> [TASK INPUTS]
◆ ◆ ◆ ◆ ◆

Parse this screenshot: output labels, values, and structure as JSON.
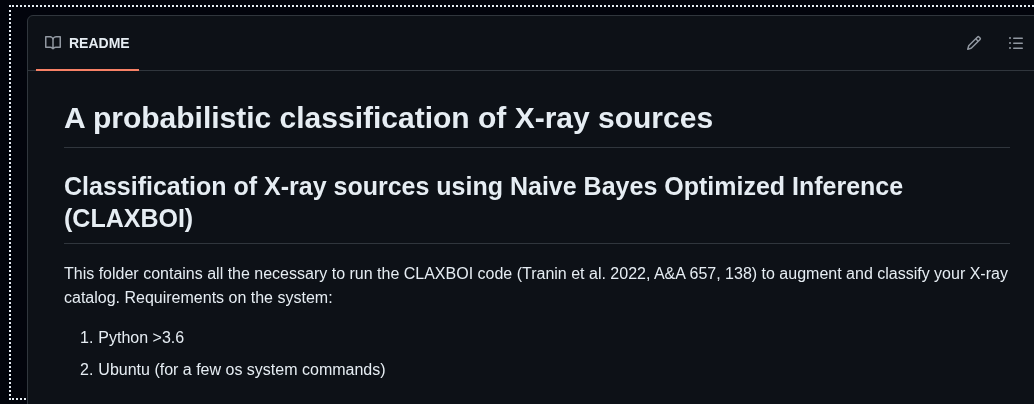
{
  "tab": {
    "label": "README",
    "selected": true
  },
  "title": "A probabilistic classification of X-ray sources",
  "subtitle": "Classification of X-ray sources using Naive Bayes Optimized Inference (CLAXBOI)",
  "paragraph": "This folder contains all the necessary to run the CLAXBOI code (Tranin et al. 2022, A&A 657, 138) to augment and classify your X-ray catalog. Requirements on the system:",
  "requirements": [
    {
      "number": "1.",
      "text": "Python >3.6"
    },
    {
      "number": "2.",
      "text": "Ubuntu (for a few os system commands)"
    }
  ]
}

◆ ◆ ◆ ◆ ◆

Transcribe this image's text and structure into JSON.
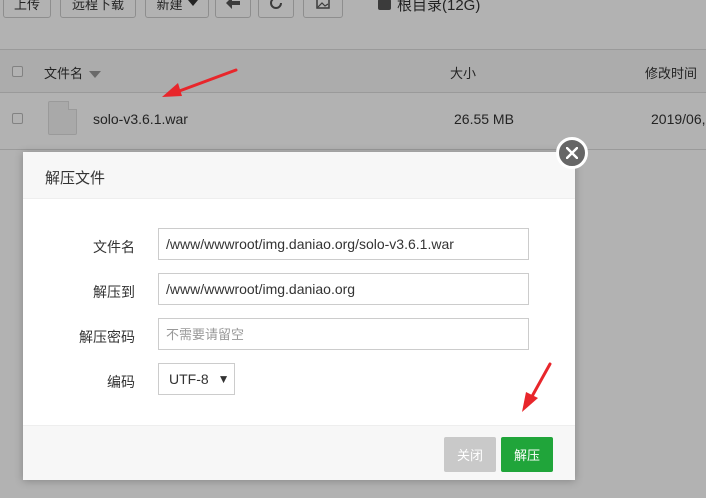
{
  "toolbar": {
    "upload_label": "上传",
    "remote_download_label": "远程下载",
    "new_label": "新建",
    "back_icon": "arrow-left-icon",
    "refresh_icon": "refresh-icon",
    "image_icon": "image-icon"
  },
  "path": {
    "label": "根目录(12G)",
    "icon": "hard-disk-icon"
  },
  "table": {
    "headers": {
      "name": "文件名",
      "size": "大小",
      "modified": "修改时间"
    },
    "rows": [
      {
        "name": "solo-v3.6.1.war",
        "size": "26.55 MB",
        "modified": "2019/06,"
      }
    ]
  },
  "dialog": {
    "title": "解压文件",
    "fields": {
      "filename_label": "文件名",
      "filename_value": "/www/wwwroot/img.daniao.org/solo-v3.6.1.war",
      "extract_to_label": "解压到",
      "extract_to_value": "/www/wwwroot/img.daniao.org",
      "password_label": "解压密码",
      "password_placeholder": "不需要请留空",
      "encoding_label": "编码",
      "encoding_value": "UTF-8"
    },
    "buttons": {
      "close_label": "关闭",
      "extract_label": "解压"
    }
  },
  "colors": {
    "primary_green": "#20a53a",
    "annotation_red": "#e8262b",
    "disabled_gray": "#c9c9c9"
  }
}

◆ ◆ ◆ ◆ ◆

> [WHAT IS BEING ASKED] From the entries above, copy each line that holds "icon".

> [SOLVED EXERCISE]
    "back_icon": "arrow-left-icon",
    "refresh_icon": "refresh-icon",
    "image_icon": "image-icon"
    "icon": "hard-disk-icon"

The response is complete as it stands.